$\begin{array}{cc}\mathrm{Estimate}\text{\hspace{1em}}\mathrm{of}\text{\hspace{1em}}\mathrm{overlay}\text{\hspace{1em}}\Delta \text{\hspace{1em}}x=\underset{\xi}{\mathrm{arg}\text{\hspace{1em}}\mathrm{min}}\left\{{\chi}^{2}\left(\Delta \text{\hspace{1em}}x\right)\right\}\text{}{\chi}^{2}\left(\Delta \text{\hspace{1em}}x\right)=\sum _{i=1}^{{N}_{\lambda}}\sum _{j=1}^{{N}_{\theta}}{\left({s}^{T}\left(\Delta \text{\hspace{1em}}x\right)R\left({\lambda}_{i},{\theta}_{j}\right)\right)}^{2}\text{}s\left(\Delta \text{\hspace{1em}}x\right)=\left[\begin{array}{c}\begin{array}{c}\begin{array}{c}\mathrm{sin}\text{\hspace{1em}}\left(2\text{\hspace{1em}}\pi \left({r}_{1}+\Delta \text{\hspace{1em}}x\right)/P\right)\\ \mathrm{sin}\text{\hspace{1em}}\left(2\text{\hspace{1em}}\pi \left({r}_{2}+\Delta \text{\hspace{1em}}x\right)/P\right)\end{array}\\ \vdots \end{array}\\ \mathrm{sin}\text{\hspace{1em}}\left(2\text{\hspace{1em}}\pi \left({r}_{{N}_{r}}+\Delta \text{\hspace{1em}}x\right)/P\right)\end{array}\right]& \mathrm{Eq}.\text{\hspace{1em}}60\end{array}$

[0131]
Although this algorithm can work when sin(.) in the expression of s(Δx) above is replaced by other odd functions, sin(.) function is preferred because it enables finding the minimum of χ (Δx) without nonlinear minimization. The function χ^{2 }(Δx) is equal to

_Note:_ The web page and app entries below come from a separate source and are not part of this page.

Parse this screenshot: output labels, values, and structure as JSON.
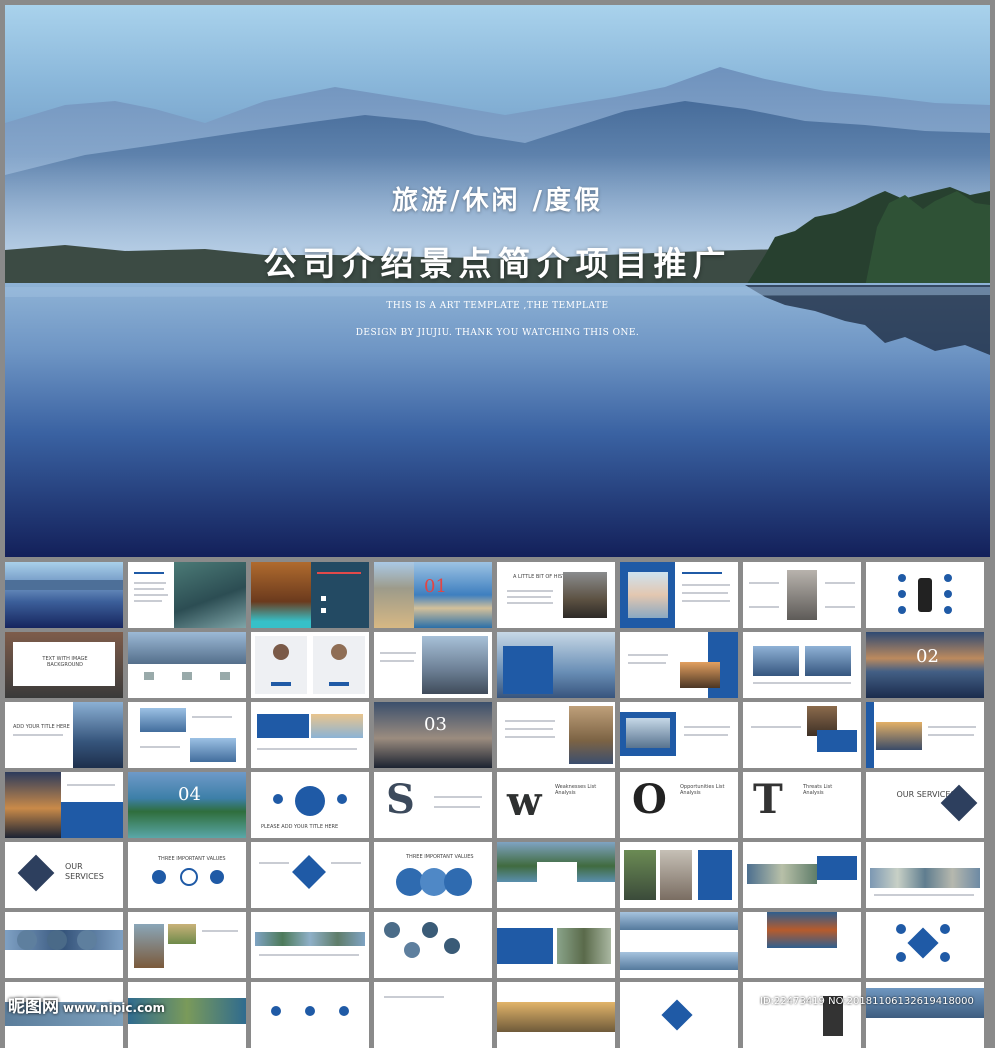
{
  "hero": {
    "subtitle": "旅游/休闲 /度假",
    "title": "公司介绍景点简介项目推广",
    "english_line1": "THIS IS A ART TEMPLATE ,THE TEMPLATE",
    "english_line2": "DESIGN BY JIUJIU. THANK YOU WATCHING THIS ONE."
  },
  "thumbnails": {
    "section_01": "01",
    "section_02": "02",
    "section_03": "03",
    "section_04": "04",
    "add_title": "ADD YOUR TITLE HERE",
    "please_add": "PLEASE ADD YOUR TITLE HERE",
    "text_with_image": "TEXT WITH IMAGE BACKGROUND",
    "a_little_history": "A LITTLE BIT OF HISTORY",
    "our_services_1": "OUR SERVICES",
    "our_services_2": "OUR SERVICES",
    "weakness": "Weaknesses List Analysis",
    "opportunities": "Opportunities List Analysis",
    "threats": "Threats List Analysis",
    "three_important_1": "THREE IMPORTANT VALUES",
    "three_important_2": "THREE IMPORTANT VALUES",
    "swot_s": "S",
    "swot_w": "w",
    "swot_o": "O",
    "swot_t": "T"
  },
  "watermark": {
    "logo": "昵图网",
    "site": "www.nipic.com",
    "id": "ID:22473419 NO:20181106132619418000"
  },
  "colors": {
    "accent_blue": "#1f5aa6",
    "dark_navy": "#14225a"
  }
}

$\begin{array}{cc}{\chi}^{2}\left(\Delta \text{\hspace{1em}}x\right)={\mathrm{sin}}^{2}\left(\frac{2\pi}{P}\left(\Delta \text{\hspace{1em}}x\Delta \text{\hspace{1em}}{x}_{\mathrm{ACTUAL}}\right)\right)\frac{{N}_{r}^{2}}{16}\sum _{i=1}^{{N}_{\lambda}}\sum _{j=1}^{{N}_{\theta}}{c}_{1}^{2}\left({\lambda}_{j},{\theta}_{j}\right)+O\left({2}^{{N}_{r}}\right)& \mathrm{Eq}.\text{\hspace{1em}}62\end{array}$

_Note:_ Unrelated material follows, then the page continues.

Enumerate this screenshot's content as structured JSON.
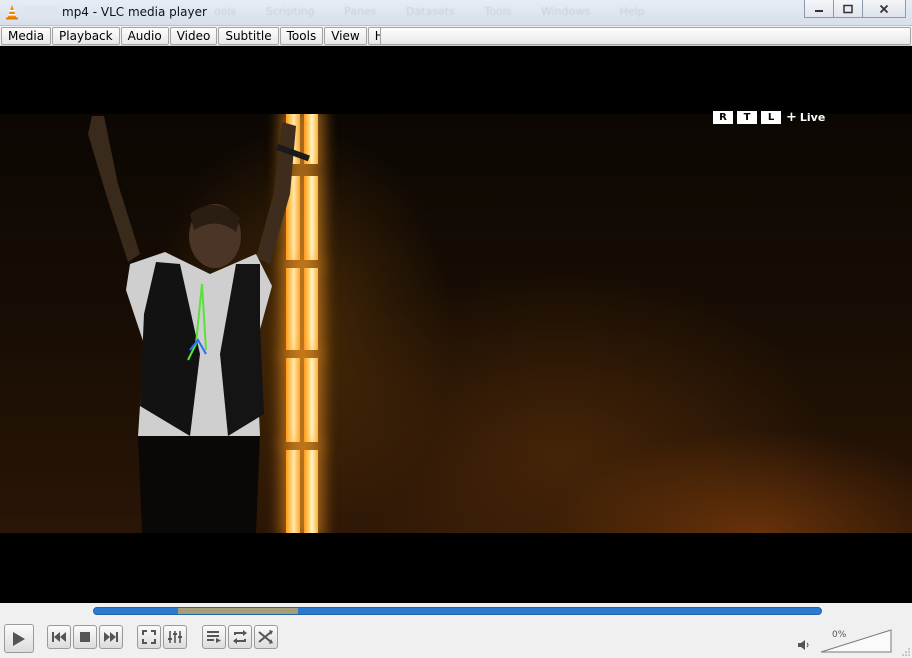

[0132]
Finding the root of sin^{2}(.) does not require nonlinear minimization. Overlay, Δx_{ACTUAL }is estimated by fitting the expression below to calculated samples of χ_{2 }(Δx).
$\begin{array}{cc}{\chi}^{2}\left(\Delta \text{\hspace{1em}}x\right)=a+b\text{\hspace{1em}}\mathrm{cos}\text{\hspace{1em}}\left(\frac{4\pi}{P}\Delta \text{\hspace{1em}}x\right)+c\text{\hspace{1em}}\mathrm{sin}\left(\frac{4\pi}{P}\Delta \text{\hspace{1em}}x\right)\text{}\mathrm{Estimate}\text{\hspace{1em}}\mathrm{of}\text{\hspace{1em}}\Delta \text{\hspace{1em}}{x}_{\mathrm{ACTUAL}}=\frac{P\text{\hspace{1em}}a\text{\hspace{1em}}\mathrm{tan}\text{\hspace{1em}}2\left(c,b\right)}{4\pi}& \mathrm{Eq}.\text{\hspace{1em}}64\end{array}$

[0133]
Coefficients a, b, and c are obtained by linear least squares fitting and Δx_{ACTUAL }has an explicit expression in terms of b, c, and P. There is no nonlinear minimization. Alternatively, Eq. 64 can be applied to samples of χ^{2 }(Δx) calculated according to Eq. 56 in EmbodimentA.